Judicial Selection, Appointments Gridlock, And The Nuclear Option, David S. Law, Lawrence B. Solum Nov 2006

Judicial Selection, Appointments Gridlock, And The Nuclear Option, David S. Law, Lawrence B. Solum

David S. Law

In this paper, we employ simple formal models drawn from political science to explain the occurrence of gridlock in the federal judicial selection process, and to explore the implications of the nuclear option, by which a bare majority of senators employs parliamentary tactics to abolish the filibuster with respect to judicial nominations. Our application of a pivotal politics model leads us to reject the notion that appointments gridlock is a straightforward consequence of divided government. Instead, meaningful changes to the ideological balance of the federal bench require a more demanding ideological alignment of multiple veto players relative to the status ...


The “Csi Effect”: Better Jurors Through Television And Science?, Michael Mann Jun 2006

The “Csi Effect”: Better Jurors Through Television And Science?, Michael Mann

Michael D. Mann

This Comment explores how television shows such as CSI and Law & Order have created heightened juror expectations in courtrooms across America. Surprise acquitals often have prosectors scratching their heads as jurors hold them to this new "Hollywood" standard. The Comment also analyzes the CSI phenomena by reflecting on past legal television shows that have influenced the public's perception of the legal profession and how the "CSI effect" has placed an even greater burden on parties to proffer some kind of forensic evidence at trial.

The Comment was published in volume 24 of the Buffalo Public Interest Law Journal (2006).


Democracy's Handmaid, Robert Tsai Jan 2006

Democracy's Handmaid, Robert Tsai

Robert L Tsai

Democratic theory presupposes open channels of dialogue, but focuses almost exclusively on matters of institutional design writ large. The philosophy of language explicates linguistic infrastructure, but often avoids exploring the political significance of its findings. In this Article, Professor Tsai draws from the two disciplines to reach new insights about the democracy-enhancing qualities of popular constitutional language. Employing examples from the founding era, the struggle for black civil rights, the religious awakening of the last two decades, and the search for gay equality, he presents a model of constitutional dialogue that emphasizes common modalities and mobilized vernacular. According to this ...

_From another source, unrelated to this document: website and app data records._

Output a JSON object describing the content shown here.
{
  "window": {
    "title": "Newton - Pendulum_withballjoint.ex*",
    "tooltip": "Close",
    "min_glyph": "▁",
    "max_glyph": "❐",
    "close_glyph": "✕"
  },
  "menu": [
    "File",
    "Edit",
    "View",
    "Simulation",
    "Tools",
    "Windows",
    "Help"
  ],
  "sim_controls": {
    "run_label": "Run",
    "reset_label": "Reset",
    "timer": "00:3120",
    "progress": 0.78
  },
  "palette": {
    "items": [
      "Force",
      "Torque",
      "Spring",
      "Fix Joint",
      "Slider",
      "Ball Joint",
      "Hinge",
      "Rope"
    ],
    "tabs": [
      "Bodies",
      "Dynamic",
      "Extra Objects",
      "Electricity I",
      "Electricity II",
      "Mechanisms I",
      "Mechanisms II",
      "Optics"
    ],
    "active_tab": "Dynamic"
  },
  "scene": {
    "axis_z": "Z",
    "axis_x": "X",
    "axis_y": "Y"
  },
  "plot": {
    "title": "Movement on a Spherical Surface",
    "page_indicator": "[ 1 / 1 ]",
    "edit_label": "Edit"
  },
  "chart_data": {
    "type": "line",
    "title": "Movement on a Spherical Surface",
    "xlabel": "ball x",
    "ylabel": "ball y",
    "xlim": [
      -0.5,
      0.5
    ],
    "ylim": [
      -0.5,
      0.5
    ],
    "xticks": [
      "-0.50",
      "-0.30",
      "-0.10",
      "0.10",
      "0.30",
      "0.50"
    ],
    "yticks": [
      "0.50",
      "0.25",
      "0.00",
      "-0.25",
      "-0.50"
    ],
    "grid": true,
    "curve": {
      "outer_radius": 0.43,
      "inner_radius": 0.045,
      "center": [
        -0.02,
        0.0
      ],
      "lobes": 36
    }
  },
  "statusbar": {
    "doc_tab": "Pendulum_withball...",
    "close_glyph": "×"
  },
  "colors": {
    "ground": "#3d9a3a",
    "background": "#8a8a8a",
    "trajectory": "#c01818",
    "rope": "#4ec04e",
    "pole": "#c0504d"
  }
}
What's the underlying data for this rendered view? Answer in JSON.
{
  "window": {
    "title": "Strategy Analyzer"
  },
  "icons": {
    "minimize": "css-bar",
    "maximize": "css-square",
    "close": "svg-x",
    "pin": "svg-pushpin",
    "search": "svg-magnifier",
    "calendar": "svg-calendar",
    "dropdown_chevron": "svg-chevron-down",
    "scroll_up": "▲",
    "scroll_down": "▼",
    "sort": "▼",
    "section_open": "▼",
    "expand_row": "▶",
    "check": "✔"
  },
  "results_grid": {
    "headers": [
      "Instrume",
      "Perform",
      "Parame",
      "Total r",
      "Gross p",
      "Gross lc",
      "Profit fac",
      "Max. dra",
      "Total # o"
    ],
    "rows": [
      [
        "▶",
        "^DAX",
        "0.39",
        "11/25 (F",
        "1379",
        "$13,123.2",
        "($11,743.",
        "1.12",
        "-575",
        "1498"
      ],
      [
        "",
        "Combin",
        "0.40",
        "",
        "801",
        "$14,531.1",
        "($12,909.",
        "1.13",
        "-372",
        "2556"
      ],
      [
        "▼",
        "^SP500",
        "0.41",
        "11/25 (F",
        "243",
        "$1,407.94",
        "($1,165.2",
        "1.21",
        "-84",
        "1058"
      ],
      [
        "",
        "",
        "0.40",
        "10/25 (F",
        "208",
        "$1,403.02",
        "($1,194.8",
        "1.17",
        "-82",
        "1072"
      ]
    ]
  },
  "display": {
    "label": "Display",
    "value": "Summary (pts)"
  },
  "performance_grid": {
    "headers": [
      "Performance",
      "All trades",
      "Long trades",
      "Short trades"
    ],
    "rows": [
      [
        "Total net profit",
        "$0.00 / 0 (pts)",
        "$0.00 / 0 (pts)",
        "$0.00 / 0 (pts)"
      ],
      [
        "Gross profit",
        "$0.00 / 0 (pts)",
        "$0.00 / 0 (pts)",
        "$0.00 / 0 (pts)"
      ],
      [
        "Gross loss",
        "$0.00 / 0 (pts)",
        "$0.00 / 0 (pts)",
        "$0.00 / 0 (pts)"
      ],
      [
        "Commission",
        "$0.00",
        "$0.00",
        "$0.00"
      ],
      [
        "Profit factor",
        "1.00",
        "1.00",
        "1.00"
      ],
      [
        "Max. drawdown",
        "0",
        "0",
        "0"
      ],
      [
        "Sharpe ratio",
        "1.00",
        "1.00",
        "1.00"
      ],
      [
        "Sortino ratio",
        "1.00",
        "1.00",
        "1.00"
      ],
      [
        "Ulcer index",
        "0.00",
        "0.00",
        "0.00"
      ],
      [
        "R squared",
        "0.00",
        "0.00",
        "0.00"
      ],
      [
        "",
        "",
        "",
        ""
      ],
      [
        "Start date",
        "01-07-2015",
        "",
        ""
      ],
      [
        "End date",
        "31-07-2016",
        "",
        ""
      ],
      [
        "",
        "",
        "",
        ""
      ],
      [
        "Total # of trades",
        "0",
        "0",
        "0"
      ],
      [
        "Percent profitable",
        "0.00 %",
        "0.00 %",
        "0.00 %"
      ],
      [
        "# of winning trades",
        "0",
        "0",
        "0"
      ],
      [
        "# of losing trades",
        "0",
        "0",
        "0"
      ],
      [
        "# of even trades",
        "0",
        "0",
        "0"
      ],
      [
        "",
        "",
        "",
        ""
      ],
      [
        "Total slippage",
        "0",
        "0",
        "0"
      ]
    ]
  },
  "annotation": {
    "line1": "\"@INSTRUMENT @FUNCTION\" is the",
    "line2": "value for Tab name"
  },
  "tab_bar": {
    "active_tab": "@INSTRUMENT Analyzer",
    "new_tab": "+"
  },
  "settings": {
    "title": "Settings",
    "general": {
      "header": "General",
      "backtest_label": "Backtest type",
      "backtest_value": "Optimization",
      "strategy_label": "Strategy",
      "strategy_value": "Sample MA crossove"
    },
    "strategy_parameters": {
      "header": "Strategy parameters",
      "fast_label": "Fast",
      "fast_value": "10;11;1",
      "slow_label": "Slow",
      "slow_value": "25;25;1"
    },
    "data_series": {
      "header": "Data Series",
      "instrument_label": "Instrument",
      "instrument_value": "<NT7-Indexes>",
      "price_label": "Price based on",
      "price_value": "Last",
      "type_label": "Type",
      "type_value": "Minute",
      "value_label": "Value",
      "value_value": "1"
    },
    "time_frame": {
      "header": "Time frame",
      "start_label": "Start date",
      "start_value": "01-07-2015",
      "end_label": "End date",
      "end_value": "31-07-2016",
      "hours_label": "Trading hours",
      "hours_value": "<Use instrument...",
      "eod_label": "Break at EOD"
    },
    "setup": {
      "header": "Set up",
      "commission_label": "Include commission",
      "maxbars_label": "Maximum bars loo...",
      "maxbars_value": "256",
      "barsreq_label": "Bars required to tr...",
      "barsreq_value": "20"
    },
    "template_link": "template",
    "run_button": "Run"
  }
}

Courts, Congress, And Public Policy, Part I: The Fda, The Courts, And The Regulation Of Tobacco, Jeffrey R. Lax, Mathew D. Mccubbins Jan 2006

Courts, Congress, And Public Policy, Part I: The Fda, The Courts, And The Regulation Of Tobacco, Jeffrey R. Lax, Mathew D. Mccubbins

Faculty Scholarship

No abstract provided.


Conditions For Judicial Independence, Mathew D. Mccubbins, Roger Noll, Barry R. Weingast Jan 2006

Conditions For Judicial Independence, Mathew D. Mccubbins, Roger Noll, Barry R. Weingast

Faculty Scholarship

No abstract provided.


Courts, Congress, And Public Policy, Part Ii: The Impact Of The Reapportionment Revolution On Congress And State Legislatures, Jeffrey R. Lax, Mathew D. Mccubbins Jan 2006

Courts, Congress, And Public Policy, Part Ii: The Impact Of The Reapportionment Revolution On Congress And State Legislatures, Jeffrey R. Lax, Mathew D. Mccubbins

Faculty Scholarship

No abstract provided.